ASTM International, the leader in Global standards, has partnered with Innovate UK, the British Standards Institution (BSI), and the UK Manufacturing Technology Centre (MTC) in Coventry, to develop technical standards for the additive manufacturing process, directed energy deposition (DED).
Through this collaboration, the ASTM International Additive Manufacturing Centre of Excellence, in which the MTC is a founding partner, has identified three areas for standardization in DED 3D printing processes.
Innovate UK and BSI have also invested £300,000 to support this collaboration.
“This is a smart partnership that brings together UK expertise in key areas of additive manufacturing along with the infrastructure and leadership of ASTM International and its young center of excellence,” said Robin Wilson, the innovation lead for high-value manufacturing at Innovate UK.
Wilson, who also acts on the advisory board of ASTM’s center of excellence, added,
“Innovate UK is pleased to support the creation of Publicly Available Specifications to help drive economic growth through innovation in high-value manufacturing.”
Developing directed energy deposition
According to Dr. Mohsen Seifi, ASTM International’s global additive manufacturing director, this process offers unique advantages related to speed and build-envelope limitations within certain parts.
Nevertheless, Dr. Seifi adds, “DED is not as widely used nor understood as some of the other additive manufacturing processes. Lack of standards are quite evident.” Thus, the partners have focused on three areas in the process for which standards must be developed.
Directed energy deposition standardization areas
The first area of development highlights the need for specifications when using wire as a DED feed-stock. This will address key requirements including materials composition, dimensional tolerances, contamination, packaging, handling, and storage.
The second standard approaches nondestructive testing (NDT). This aims to address typical causes and natures of DED defects while reviewing traditional test methods for compatibility with DED.
The final standard involves wire-and-arc additive manufacturing (WAAM). It intends to cover terminology, material opportunities and restrictions, geometrical constraints, finishing requirements, and inspection procedures within the WAAM process.
The ASTM International Additive Manufacturing Center of Excellence

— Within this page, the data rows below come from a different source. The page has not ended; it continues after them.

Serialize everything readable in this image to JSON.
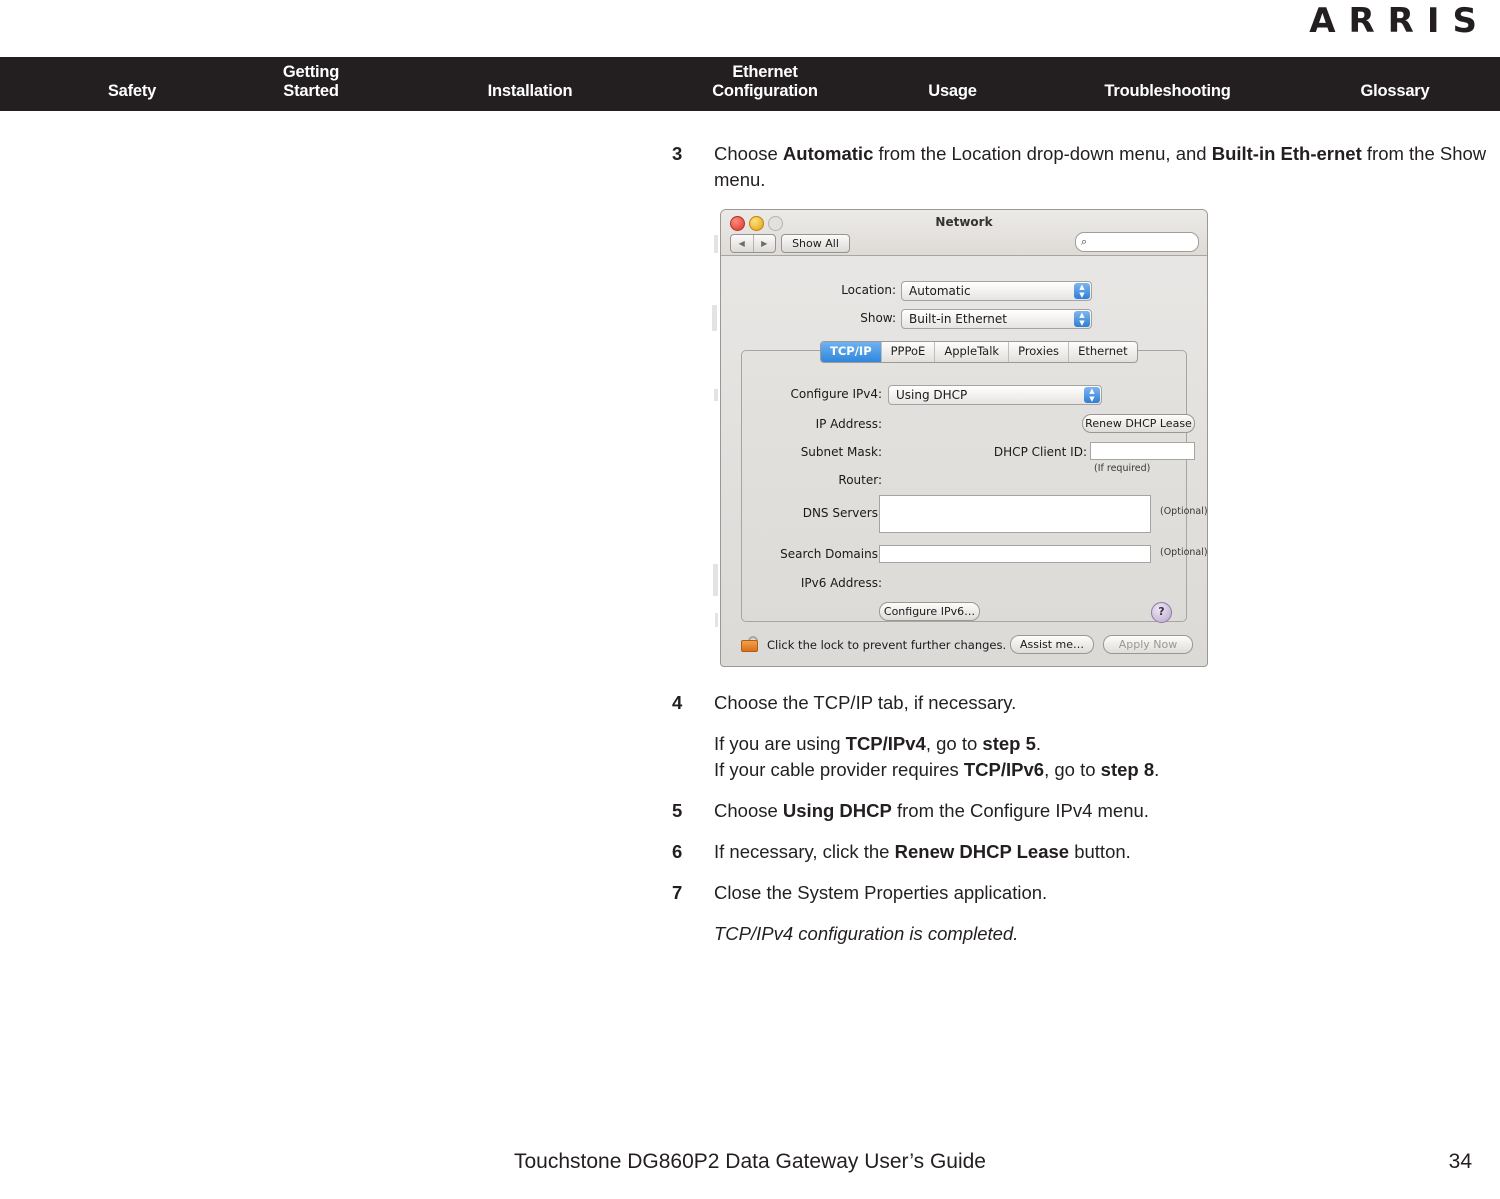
{
  "brand": {
    "logo_text": "ARRIS"
  },
  "navbar": {
    "items": [
      {
        "label": "Safety"
      },
      {
        "label": "Getting\nStarted"
      },
      {
        "label": "Installation"
      },
      {
        "label": "Ethernet\nConfiguration"
      },
      {
        "label": "Usage"
      },
      {
        "label": "Troubleshooting"
      },
      {
        "label": "Glossary"
      }
    ],
    "background_color": "#231f20",
    "text_color": "#ffffff"
  },
  "content": {
    "steps": [
      {
        "number": "3",
        "html": "Choose <b>Automatic</b> from the Location drop-down menu, and <b>Built-in Eth-ernet</b> from the Show menu."
      },
      {
        "number": "4",
        "html": "Choose the TCP/IP tab, if necessary."
      },
      {
        "number": "5",
        "html": "Choose <b>Using DHCP</b> from the Configure IPv4 menu."
      },
      {
        "number": "6",
        "html": "If necessary, click the <b>Renew DHCP Lease</b> button."
      },
      {
        "number": "7",
        "html": "Close the System Properties application."
      }
    ],
    "note_after_step4": "If you are using <b>TCP/IPv4</b>, go to <b>step 5</b>.<br>If your cable provider requires <b>TCP/IPv6</b>, go to <b>step 8</b>.",
    "note_after_step7": "TCP/IPv4 configuration is completed."
  },
  "screenshot": {
    "window_title": "Network",
    "toolbar": {
      "back_arrow": "◀",
      "forward_arrow": "▶",
      "show_all_label": "Show All",
      "search_placeholder": "",
      "search_icon": "⌕"
    },
    "location": {
      "label": "Location:",
      "value": "Automatic"
    },
    "show": {
      "label": "Show:",
      "value": "Built-in Ethernet"
    },
    "tabs": [
      {
        "label": "TCP/IP",
        "active": true
      },
      {
        "label": "PPPoE",
        "active": false
      },
      {
        "label": "AppleTalk",
        "active": false
      },
      {
        "label": "Proxies",
        "active": false
      },
      {
        "label": "Ethernet",
        "active": false
      }
    ],
    "tcpip": {
      "configure_ipv4_label": "Configure IPv4:",
      "configure_ipv4_value": "Using DHCP",
      "ip_address_label": "IP Address:",
      "ip_address_value": "",
      "renew_lease_button": "Renew DHCP Lease",
      "subnet_mask_label": "Subnet Mask:",
      "subnet_mask_value": "",
      "dhcp_client_id_label": "DHCP Client ID:",
      "dhcp_client_id_value": "",
      "dhcp_client_id_hint": "(If required)",
      "router_label": "Router:",
      "router_value": "",
      "dns_servers_label": "DNS Servers:",
      "dns_servers_value": "",
      "dns_optional_hint": "(Optional)",
      "search_domains_label": "Search Domains:",
      "search_domains_value": "",
      "search_domains_optional_hint": "(Optional)",
      "ipv6_address_label": "IPv6 Address:",
      "ipv6_address_value": "",
      "configure_ipv6_button": "Configure IPv6…",
      "help_button": "?"
    },
    "footer": {
      "lock_text": "Click the lock to prevent further changes.",
      "assist_button": "Assist me…",
      "apply_button": "Apply Now"
    }
  },
  "page_footer": {
    "title": "Touchstone DG860P2 Data Gateway User’s Guide",
    "page_number": "34"
  }
}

BSI will coordinate the development of three DED standards, while the MTC will continue to support the program’s Publicly Available Specifications activity through the initial consultation phase, as well as the identification of potential partners to form committees on selected topics. ASTM’s Centre of Excellence will offer support for the subsequent international standards.
Following the development of the Publicly Available Specifications, ASTM International’s F42 committee on additive manufacturing technologies intends to develop international standards based on each through a new licensing agreement.
Nominate ASTM International, BSI, MTC, and others now for the 3D Printing Industry Awards 2019.
Seeking a fresh start in the new year? Visit 3D Printing Jobs to commence your career in additive manufacturing.
Featured image shows the interior of the MTC, a member of ASTM’s Additive Manufacturing Center of Excellence. Photo via MTC.